Web page and app entries
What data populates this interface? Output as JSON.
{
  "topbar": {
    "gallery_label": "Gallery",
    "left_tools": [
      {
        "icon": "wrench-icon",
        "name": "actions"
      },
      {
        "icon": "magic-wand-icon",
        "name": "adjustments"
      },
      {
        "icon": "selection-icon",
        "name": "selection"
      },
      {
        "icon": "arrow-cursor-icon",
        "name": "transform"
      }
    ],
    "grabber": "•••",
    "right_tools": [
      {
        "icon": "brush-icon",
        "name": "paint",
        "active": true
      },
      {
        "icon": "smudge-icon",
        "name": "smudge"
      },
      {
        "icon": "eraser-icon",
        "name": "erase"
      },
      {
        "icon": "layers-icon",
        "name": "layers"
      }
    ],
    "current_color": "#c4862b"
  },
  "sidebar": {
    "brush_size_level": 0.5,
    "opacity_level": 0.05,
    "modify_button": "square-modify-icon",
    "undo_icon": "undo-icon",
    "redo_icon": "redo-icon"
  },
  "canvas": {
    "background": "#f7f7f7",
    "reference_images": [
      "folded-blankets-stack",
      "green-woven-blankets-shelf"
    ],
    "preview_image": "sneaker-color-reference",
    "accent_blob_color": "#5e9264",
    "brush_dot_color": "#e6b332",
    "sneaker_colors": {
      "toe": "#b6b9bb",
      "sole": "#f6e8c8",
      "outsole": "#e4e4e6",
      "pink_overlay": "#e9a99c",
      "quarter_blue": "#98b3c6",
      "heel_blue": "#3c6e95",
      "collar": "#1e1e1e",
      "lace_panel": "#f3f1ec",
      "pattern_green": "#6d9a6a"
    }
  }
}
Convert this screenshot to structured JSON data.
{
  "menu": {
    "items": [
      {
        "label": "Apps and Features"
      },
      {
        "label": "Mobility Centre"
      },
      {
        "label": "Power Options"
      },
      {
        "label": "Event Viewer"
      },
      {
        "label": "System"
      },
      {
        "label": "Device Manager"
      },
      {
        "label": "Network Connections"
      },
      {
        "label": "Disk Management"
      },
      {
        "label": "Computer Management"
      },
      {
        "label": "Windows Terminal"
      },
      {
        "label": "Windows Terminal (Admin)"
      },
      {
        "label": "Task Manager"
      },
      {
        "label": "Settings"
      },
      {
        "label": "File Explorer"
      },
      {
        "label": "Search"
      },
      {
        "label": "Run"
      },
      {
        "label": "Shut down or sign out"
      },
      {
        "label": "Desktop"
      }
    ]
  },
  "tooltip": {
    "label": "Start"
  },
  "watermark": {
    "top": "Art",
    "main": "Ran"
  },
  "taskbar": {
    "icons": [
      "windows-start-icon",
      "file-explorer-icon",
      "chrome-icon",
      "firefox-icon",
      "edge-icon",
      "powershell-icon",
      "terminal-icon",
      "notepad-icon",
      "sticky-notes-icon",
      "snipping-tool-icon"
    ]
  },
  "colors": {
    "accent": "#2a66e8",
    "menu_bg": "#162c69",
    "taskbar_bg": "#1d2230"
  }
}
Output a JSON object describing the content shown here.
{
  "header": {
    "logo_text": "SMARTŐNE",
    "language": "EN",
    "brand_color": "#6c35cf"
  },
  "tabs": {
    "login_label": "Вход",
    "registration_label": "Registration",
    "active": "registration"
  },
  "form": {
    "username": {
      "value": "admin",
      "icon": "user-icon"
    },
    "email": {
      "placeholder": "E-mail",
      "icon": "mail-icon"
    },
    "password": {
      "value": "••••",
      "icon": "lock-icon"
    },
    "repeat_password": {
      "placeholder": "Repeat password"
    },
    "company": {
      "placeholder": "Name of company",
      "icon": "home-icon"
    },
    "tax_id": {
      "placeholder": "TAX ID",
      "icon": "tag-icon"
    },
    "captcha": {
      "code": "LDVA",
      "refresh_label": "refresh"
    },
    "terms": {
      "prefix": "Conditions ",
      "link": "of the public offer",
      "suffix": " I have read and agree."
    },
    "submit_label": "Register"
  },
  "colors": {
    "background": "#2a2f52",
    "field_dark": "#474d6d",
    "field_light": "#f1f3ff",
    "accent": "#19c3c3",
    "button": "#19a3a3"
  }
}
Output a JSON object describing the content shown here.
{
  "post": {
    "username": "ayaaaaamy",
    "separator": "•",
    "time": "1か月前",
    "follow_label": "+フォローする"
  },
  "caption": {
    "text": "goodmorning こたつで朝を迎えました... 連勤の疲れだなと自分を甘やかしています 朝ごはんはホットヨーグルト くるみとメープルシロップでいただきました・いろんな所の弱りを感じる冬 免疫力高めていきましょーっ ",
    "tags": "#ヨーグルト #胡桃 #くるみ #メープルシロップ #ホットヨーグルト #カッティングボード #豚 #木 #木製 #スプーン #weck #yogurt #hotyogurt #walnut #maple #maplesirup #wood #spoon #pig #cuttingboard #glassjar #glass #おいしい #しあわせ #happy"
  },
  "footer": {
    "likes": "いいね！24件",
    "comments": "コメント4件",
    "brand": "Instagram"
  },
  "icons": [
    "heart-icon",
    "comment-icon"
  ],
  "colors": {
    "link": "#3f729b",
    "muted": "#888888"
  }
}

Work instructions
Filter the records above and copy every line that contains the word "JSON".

Task result
What data populates this interface? Output as JSON.
Convert this screenshot to structured JSON data.
Output a JSON object describing the content shown here.
Output a JSON object describing the content shown here.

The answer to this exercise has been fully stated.